AFL-CIO on Biden

Back in May, former Vice President Joe Biden won the AFL-CIO endorsement for president; it was announced in a 10-minute speech by federation President Richard Trumka.

The AFL-CIO’s nod clears the way for the federation to mobilize its unions’ millions of members, their families and their allies not only to elect Biden, “who is the embodiment of goodness and decency,” but also complete worker rejection of the “pettiness and negativity” of GOP Oval Office occupant Donald Trump.

Indeed, those were some of the milder terms Trumka used to excoriate Trump during his pro-Biden speech. Trumka also signaled displeasure at Trump’s disastrous handling of the coronavirus pandemic, which as of this date has sickened more than 1.6 million people and killed more than 100,000.

Trump’s track record on the coronavirus, Trumka said, “has been delinquent, delayed, disorganized and deadly.” And his track record against workers, especially on health and safety and collective bargaining rights, has been dreadful, Trumka added. 

“Worse yet, Donald Trump has used the highest office in the land to divide America, scapegoating immigrants, degrading women and playing on people’s worst fears,” Trumka declared.

“That’s our choice this year: Between Donald Trump’s pettiness and negativity and Joe Biden, who is the embodiment of goodness and decency.”

Trumka spent more of his speech praising Biden as a man whose word is good, who did not and does not forget his humble roots in Scranton, Pennsylvania, and who can be trusted to fight for workers’ causes.

“Just imagine what working people can accomplish with an ally in the White House,” Trumka said.

Trumka omitted several disagreements with Biden over the years. One was the former vice president’s support for so-called “free trade” pacts which cost workers jobs. The top two were NAFTApassed in 1994 with Biden’s support as a senator from Delawareand the Trans-Pacific Partnership, which labor opposition forced Biden’s boss, Barack Obama, to shelve. “It made sense at the moment,” Biden said a year ago of NAFTA.
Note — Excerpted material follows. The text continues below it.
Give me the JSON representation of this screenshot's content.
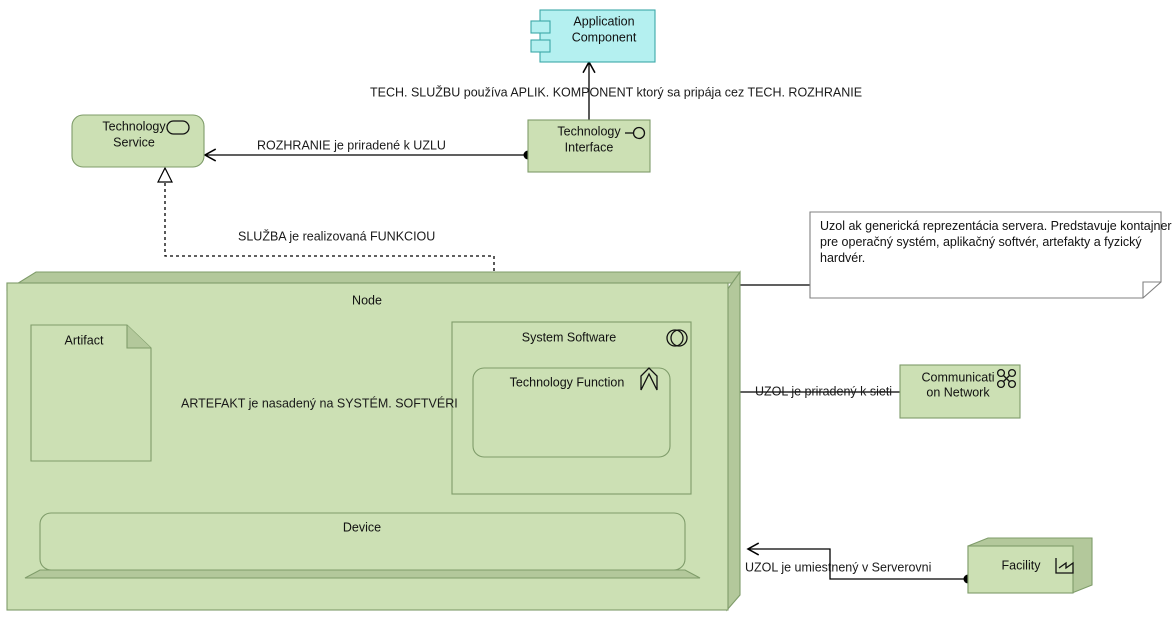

And when Biden used his standard line of “Osama Bin Laden is dead and GM is alive” after the Obama-led recovery from the 2008 crash, union leaders at a closed-door AFL-CIO Executive Council meeting in 2013 erupted. They demanded to know why Obama and Biden had stopped pushing the pro-worker Employee Free Choice Act, too.

Another is Biden’s record with the African American community. Biden has a lot of credibility with older African Americans, who remember him as Obama’s VP. Their strong support in the key South Carolina primary revived his then-struggling campaign this year. But he’s struggling to win over younger ones.

Besides recent radio commentswhere Biden put his foot in his mouth, but later apologizedhe also was a prime mover, while Senate Judiciary Committee chairman, of the infamous crime bill, which was tilted against African Americans on drug offenses.

And while Biden backed and pushed voting rights and civil rights legislation, again from his committee post, he also, at the start of his career, opposed using busing to desegregate public schoolsa flash point with white working-class voters he is wooing.

Trumka mentioned none of those controversies. Instead, he dwelt on how “working people have overcome fear and hostility” all the way up to the Trump White House, and said Biden can help overcome more, while appealing to “the better angels” of the United States.

He also said “I get it,” in discussing why millions of workers and their families turned to Trump in 2016, especially in the key swing states of the industrial Midwest: Ohio, Wisconsin, Michigan and his home state of Pennsylvania. Symbolic of the shift was Trumka’s home, in Pennsylvania’s farthest southwestern corner. That small coal-mining county, including his hometown of Nemacolin, went for Trump by almost 3-to-1.

Those workers were desperately looking for a change from 40 years of anti-worker policies from politicians of both parties and from an economy that worked against workers, Trumka said. Trump promised it, but hasn’t delivered. Biden, Trumka said, will do so.

So now, Trumka expects, those workers and others will come back to Biden.

“The path to the presidency runs through the labor movement. And with the full force and unmatched reach of our political program, we are ready to pave that road for our friend, Joe Biden,” Trumka concluded.